**Provided material**:
- Opening Delimiter -

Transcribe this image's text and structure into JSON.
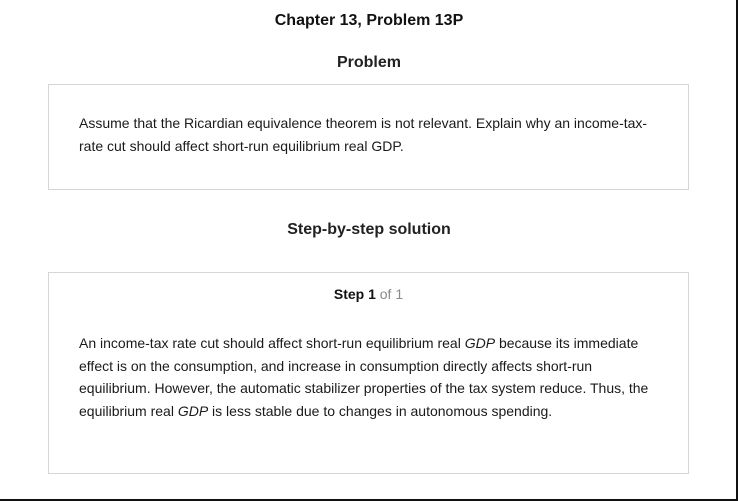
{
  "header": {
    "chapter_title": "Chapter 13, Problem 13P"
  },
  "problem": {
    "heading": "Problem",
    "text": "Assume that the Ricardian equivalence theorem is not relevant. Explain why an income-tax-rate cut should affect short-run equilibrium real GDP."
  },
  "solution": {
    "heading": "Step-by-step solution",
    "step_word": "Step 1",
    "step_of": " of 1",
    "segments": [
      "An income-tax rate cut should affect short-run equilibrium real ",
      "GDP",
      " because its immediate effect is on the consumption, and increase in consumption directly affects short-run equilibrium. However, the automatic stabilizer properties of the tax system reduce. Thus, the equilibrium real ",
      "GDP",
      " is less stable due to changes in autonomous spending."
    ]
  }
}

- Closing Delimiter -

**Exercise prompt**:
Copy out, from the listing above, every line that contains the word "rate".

**Answer to the problem**:
    "text": "Assume that the Ricardian equivalence theorem is not relevant. Explain why an income-tax-rate cut should affect short-run equilibrium real GDP."
      "An income-tax rate cut should affect short-run equilibrium real ",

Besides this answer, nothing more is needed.